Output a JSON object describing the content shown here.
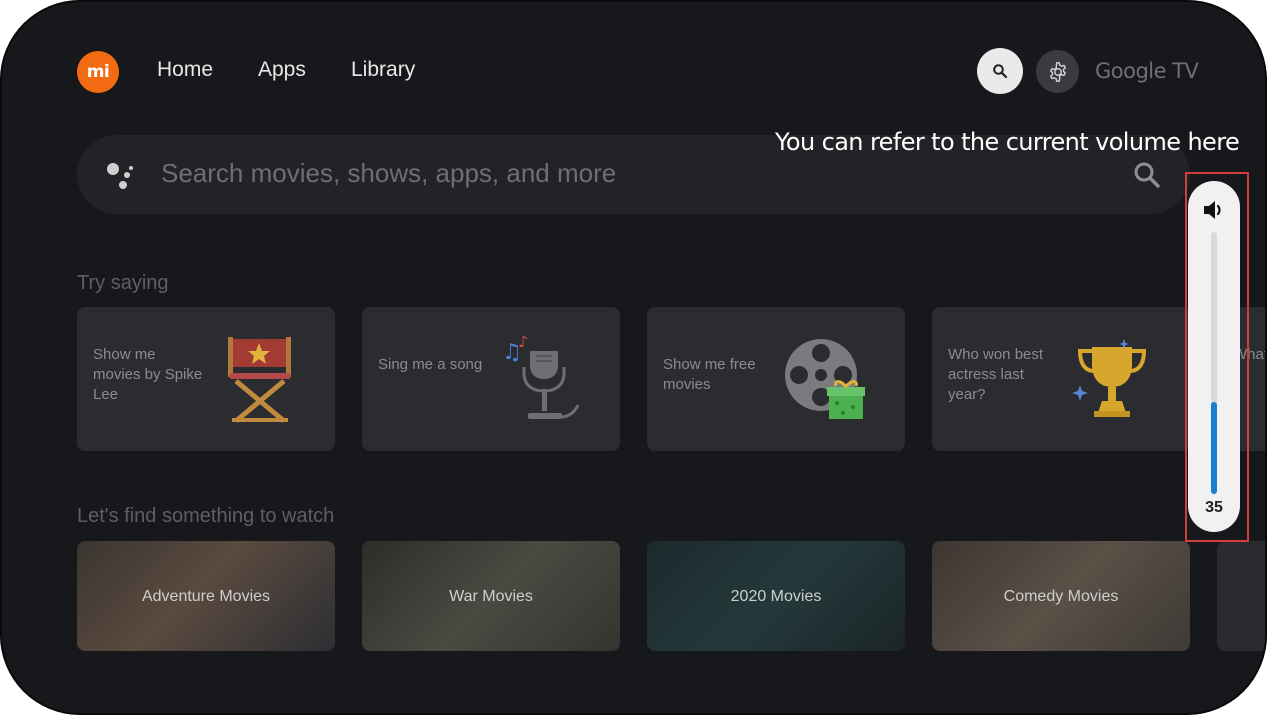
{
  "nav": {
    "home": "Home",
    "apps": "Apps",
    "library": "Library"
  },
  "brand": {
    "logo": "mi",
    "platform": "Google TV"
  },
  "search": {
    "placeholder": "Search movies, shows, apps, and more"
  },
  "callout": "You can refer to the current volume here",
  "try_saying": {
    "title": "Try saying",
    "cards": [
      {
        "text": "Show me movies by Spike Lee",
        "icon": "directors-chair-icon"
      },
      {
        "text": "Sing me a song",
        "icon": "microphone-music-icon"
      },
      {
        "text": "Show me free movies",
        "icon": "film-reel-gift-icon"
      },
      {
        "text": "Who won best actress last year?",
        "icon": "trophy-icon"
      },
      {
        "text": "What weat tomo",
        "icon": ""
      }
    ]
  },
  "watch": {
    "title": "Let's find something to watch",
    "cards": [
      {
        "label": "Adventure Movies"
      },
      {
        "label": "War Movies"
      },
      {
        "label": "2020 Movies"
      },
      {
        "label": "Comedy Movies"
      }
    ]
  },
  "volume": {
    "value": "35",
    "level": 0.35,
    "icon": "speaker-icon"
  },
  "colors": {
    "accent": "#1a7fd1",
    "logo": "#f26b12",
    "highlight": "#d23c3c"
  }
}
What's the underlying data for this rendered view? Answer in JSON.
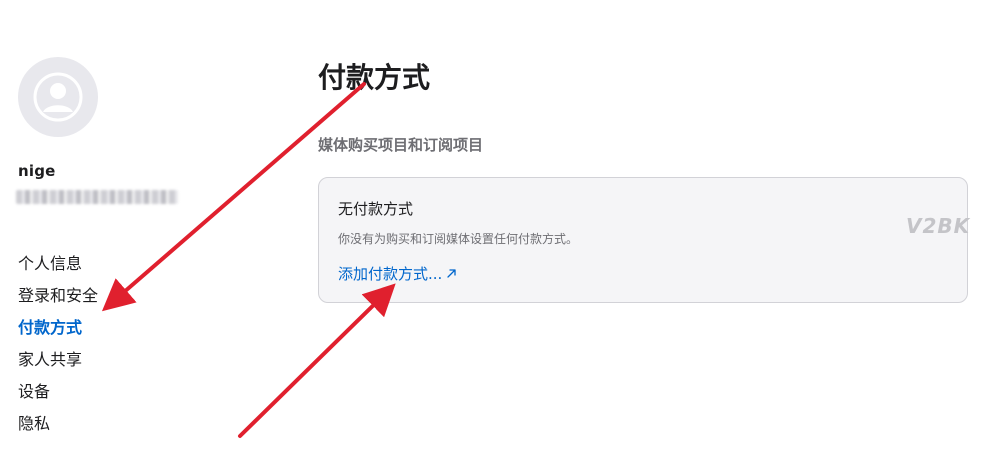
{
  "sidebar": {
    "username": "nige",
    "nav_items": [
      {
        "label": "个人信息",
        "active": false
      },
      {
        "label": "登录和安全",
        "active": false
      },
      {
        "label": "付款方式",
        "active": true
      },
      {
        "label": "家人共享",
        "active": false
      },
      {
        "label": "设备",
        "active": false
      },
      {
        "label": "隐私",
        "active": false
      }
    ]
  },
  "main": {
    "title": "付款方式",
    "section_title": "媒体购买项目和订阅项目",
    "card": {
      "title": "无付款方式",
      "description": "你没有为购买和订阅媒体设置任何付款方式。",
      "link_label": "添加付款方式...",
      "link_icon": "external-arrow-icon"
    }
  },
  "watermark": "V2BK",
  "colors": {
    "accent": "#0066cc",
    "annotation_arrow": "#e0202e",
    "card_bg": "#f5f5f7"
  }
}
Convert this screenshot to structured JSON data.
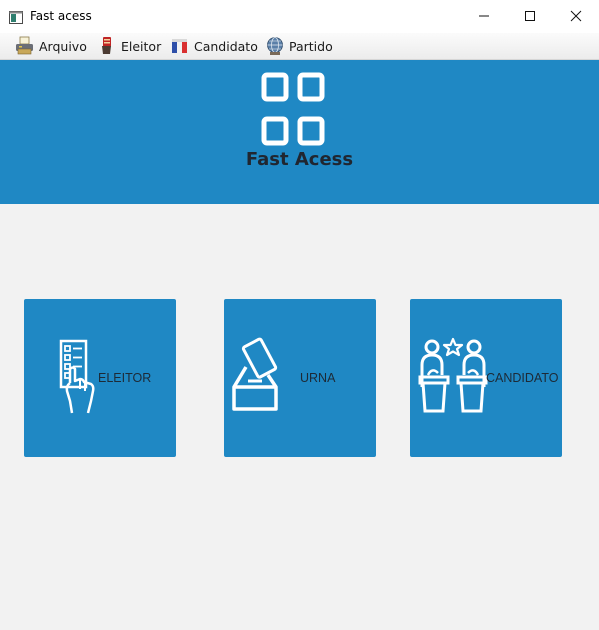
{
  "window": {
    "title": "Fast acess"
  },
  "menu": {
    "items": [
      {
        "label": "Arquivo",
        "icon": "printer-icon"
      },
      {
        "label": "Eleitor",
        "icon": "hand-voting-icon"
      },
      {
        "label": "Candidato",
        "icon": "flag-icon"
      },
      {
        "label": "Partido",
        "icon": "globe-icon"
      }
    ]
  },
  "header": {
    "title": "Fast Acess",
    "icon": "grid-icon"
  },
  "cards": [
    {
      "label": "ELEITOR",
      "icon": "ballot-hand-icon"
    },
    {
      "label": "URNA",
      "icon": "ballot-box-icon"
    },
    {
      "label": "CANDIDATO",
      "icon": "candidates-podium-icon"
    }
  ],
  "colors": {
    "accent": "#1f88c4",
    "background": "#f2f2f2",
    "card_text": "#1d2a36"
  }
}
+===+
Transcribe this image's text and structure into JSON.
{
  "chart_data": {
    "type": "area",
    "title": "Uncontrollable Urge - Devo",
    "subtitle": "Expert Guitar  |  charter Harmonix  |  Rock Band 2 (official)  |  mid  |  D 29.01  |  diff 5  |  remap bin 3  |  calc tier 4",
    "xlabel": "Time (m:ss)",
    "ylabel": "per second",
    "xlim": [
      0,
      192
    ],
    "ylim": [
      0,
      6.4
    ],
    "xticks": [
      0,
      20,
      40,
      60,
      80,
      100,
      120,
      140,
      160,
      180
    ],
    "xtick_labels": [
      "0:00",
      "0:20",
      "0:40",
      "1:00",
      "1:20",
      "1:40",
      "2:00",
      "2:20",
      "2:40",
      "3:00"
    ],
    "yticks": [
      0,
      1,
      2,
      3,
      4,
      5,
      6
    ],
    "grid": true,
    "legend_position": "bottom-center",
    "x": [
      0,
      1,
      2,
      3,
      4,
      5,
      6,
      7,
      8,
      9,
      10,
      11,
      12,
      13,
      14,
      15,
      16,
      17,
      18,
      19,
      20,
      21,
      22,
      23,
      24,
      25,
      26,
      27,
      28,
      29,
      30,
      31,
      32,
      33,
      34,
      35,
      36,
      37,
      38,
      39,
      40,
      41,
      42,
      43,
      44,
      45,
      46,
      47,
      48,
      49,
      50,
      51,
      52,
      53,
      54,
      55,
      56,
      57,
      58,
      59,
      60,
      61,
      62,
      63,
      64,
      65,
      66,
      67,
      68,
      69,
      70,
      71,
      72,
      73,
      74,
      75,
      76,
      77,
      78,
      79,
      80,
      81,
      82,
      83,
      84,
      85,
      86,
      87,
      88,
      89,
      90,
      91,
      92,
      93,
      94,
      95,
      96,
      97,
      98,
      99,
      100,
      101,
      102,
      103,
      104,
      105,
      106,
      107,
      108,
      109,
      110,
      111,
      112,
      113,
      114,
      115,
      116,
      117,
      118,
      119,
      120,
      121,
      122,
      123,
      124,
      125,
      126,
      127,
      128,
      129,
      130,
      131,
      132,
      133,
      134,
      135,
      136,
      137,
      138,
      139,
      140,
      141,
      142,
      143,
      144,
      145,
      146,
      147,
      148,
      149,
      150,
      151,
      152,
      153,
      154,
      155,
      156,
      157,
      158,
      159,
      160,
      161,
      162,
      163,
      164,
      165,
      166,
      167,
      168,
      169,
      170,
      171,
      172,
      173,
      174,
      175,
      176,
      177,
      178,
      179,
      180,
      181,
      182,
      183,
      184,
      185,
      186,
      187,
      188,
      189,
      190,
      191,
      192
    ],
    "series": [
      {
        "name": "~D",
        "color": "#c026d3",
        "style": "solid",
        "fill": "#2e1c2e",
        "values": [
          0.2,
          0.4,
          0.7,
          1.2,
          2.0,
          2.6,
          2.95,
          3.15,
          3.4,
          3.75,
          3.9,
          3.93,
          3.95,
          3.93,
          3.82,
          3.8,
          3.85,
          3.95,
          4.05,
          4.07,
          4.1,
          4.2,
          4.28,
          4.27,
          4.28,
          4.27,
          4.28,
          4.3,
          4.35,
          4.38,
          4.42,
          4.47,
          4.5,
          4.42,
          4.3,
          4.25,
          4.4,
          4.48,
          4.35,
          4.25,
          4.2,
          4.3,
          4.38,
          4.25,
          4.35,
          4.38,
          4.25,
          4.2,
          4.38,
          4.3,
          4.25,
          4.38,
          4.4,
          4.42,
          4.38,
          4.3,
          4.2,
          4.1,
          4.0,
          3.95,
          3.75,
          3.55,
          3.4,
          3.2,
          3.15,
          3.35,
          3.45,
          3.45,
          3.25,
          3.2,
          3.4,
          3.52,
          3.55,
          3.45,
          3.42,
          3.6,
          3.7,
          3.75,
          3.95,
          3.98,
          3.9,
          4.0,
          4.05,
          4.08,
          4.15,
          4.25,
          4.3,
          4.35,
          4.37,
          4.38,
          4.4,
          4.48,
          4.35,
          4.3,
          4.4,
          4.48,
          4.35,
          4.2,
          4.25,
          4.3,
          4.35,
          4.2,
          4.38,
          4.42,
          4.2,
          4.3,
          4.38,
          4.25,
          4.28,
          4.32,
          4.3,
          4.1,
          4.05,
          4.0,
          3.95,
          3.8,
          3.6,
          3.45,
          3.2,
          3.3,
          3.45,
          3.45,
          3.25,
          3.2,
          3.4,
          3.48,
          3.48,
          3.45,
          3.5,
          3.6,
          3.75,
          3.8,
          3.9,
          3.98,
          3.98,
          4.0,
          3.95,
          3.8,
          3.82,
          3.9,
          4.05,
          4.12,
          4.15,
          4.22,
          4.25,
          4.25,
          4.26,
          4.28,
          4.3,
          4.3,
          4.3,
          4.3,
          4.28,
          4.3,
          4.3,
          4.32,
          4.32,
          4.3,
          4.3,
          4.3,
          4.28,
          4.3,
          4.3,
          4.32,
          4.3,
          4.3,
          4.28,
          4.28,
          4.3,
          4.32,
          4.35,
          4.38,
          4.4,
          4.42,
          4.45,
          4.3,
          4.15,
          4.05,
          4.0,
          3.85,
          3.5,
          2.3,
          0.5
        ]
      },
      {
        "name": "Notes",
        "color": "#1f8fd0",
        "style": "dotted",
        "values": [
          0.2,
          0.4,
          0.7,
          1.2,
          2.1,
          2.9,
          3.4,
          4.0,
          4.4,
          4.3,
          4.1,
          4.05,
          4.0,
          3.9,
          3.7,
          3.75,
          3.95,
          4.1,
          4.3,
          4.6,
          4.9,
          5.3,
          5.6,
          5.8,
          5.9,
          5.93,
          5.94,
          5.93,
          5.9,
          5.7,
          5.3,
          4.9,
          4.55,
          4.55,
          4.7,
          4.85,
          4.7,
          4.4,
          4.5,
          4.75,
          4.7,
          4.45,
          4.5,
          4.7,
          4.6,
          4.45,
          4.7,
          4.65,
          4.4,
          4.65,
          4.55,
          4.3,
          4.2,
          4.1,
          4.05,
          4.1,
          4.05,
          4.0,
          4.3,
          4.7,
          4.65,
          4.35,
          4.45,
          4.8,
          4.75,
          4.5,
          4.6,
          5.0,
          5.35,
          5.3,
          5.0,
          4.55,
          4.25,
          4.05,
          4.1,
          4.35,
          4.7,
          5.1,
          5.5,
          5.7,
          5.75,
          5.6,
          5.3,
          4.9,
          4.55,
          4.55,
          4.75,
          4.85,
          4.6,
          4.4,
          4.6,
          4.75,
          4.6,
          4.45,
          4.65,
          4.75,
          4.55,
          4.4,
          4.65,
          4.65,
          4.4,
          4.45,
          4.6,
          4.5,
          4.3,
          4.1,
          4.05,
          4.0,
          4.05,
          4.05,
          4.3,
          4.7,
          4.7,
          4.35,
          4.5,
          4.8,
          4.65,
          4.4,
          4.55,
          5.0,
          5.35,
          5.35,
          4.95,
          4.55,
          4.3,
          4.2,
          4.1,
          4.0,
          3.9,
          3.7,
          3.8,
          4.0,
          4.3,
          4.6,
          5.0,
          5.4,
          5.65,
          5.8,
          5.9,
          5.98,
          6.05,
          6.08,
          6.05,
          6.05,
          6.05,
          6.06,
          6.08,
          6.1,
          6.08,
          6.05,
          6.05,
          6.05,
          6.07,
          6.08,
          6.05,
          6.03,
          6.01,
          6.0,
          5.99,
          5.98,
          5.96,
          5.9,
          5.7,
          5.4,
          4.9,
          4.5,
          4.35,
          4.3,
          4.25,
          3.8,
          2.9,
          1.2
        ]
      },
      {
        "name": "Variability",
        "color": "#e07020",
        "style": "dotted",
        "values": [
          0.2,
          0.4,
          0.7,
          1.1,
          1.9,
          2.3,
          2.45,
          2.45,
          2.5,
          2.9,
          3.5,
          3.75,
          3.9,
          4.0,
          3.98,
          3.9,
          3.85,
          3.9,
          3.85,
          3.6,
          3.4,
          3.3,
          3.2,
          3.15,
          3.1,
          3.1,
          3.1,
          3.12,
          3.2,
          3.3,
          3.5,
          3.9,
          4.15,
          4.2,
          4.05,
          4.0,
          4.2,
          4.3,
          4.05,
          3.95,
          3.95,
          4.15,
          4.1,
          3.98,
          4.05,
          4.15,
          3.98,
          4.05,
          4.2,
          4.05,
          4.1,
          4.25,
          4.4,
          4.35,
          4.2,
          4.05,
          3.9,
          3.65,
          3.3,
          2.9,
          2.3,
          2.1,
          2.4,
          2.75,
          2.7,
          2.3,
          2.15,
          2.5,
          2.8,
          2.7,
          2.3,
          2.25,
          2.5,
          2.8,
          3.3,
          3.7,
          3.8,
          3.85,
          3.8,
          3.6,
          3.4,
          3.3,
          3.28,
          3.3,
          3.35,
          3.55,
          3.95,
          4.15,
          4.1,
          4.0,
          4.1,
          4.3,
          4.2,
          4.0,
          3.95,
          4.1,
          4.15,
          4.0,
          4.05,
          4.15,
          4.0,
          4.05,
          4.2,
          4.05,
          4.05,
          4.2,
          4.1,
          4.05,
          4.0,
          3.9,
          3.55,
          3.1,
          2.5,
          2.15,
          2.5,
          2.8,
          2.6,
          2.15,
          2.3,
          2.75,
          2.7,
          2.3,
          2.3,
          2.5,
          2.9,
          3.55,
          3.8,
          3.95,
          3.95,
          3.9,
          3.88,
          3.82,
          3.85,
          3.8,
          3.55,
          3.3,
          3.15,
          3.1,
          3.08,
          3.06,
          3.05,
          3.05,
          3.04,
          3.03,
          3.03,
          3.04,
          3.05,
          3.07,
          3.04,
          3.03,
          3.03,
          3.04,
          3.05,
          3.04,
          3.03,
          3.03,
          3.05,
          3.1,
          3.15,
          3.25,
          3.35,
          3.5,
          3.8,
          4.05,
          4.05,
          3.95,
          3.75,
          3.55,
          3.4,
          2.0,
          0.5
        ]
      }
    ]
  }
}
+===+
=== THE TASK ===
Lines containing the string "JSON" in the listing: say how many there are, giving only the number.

=== SOLUTION ===
4